Work request. Go line by line through the data and copy those with the word "string".
Data shown START
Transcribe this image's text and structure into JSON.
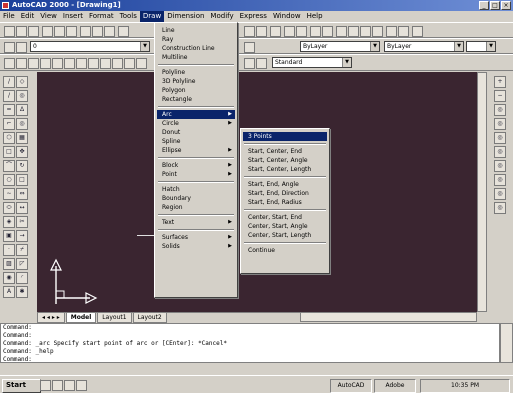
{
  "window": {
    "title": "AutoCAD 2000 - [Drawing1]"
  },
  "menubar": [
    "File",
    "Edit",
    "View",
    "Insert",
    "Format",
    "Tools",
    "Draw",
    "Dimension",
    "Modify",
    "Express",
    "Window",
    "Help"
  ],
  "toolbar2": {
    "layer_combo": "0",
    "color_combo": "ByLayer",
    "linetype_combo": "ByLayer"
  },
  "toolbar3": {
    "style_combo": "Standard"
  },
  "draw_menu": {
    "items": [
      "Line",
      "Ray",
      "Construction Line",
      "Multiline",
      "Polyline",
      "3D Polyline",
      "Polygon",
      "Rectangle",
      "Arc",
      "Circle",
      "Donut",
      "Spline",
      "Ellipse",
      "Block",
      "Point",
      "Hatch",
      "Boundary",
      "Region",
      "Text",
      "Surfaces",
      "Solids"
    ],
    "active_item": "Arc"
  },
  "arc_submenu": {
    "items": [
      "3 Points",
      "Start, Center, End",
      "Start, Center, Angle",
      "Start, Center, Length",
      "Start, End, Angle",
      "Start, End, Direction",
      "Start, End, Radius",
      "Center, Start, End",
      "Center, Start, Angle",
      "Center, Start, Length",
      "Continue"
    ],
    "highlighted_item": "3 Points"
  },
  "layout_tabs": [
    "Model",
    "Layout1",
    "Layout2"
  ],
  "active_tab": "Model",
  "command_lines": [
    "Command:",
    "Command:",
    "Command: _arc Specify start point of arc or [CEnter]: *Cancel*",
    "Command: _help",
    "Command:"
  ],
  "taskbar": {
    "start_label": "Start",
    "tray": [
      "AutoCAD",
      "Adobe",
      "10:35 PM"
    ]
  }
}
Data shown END
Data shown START
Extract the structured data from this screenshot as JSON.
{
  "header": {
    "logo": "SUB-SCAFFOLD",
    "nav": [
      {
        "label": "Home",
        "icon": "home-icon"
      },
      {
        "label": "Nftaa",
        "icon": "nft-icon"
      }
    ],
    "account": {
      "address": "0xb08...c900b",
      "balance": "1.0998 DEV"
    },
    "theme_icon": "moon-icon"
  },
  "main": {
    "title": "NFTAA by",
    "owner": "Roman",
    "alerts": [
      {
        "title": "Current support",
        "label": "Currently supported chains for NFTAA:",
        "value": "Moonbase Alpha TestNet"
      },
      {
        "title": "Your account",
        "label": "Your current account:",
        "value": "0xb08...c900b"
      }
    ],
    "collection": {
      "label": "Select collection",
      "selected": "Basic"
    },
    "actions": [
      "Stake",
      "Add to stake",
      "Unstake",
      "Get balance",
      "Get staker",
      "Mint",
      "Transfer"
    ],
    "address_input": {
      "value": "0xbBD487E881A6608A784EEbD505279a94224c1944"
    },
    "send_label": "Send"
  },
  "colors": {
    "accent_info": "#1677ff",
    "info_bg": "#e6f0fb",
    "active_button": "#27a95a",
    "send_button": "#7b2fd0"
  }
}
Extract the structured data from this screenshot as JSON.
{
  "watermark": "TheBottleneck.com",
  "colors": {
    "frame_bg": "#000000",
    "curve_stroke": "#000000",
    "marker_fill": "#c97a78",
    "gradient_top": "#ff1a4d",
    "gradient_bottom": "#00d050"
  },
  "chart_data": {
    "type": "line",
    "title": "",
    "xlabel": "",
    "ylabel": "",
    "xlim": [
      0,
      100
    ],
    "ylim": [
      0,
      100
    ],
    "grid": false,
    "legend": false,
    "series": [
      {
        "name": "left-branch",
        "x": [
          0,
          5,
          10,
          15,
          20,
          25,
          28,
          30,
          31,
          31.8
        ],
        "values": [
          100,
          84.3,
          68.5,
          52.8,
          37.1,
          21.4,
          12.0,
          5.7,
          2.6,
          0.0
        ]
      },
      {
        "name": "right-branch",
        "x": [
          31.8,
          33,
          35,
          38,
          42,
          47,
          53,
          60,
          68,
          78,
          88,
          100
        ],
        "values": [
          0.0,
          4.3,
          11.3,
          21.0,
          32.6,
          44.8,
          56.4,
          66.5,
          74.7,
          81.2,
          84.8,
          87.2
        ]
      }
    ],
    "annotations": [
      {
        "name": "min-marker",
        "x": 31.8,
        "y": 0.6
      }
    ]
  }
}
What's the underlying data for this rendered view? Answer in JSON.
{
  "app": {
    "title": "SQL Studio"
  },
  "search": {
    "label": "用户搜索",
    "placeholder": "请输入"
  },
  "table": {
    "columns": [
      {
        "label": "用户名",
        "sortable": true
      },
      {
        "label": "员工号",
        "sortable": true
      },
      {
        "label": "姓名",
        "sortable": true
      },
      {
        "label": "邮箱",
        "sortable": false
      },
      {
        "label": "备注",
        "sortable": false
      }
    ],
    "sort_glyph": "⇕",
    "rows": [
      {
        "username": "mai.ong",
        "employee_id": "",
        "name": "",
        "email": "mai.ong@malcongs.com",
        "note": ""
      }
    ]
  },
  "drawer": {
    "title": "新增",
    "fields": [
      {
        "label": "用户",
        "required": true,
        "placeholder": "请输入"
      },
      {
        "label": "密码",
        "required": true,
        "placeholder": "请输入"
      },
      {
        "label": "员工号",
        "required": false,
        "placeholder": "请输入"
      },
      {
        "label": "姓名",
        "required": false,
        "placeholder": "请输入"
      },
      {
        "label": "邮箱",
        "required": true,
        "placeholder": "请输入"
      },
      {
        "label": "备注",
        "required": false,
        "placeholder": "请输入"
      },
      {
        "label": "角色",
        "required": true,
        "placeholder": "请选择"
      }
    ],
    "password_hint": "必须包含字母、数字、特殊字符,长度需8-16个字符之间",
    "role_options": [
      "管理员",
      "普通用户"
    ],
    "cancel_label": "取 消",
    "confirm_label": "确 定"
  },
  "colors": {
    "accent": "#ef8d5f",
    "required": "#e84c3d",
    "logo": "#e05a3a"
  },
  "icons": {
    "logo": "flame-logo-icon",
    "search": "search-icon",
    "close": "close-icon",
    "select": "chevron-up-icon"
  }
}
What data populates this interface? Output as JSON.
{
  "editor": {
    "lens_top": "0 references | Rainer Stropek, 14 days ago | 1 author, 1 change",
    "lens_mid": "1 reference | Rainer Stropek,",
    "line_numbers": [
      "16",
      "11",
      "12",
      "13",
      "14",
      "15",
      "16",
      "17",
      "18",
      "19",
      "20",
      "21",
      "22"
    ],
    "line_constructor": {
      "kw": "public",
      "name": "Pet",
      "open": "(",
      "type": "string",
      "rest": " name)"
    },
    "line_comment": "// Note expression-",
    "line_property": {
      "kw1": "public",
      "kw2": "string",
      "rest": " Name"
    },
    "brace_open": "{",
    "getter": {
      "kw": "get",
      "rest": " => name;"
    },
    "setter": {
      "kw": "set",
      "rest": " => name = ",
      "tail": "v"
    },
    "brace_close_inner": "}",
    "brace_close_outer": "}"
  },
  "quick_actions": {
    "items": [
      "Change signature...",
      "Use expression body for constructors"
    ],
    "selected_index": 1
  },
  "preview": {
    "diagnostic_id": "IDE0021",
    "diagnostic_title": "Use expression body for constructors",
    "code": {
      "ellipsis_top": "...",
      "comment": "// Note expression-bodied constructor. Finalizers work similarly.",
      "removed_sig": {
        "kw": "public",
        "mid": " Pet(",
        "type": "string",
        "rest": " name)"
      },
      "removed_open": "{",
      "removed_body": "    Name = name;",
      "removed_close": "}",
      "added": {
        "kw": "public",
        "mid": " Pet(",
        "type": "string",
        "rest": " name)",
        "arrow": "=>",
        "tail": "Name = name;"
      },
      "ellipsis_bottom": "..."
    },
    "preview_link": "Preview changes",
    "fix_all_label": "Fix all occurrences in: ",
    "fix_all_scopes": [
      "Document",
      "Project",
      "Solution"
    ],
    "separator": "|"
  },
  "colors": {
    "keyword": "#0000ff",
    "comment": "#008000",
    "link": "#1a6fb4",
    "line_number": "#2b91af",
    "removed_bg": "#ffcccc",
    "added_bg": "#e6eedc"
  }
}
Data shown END
Solution.
      "type": "string",
      "kw2": "string",
        "type": "string",
        "type": "string",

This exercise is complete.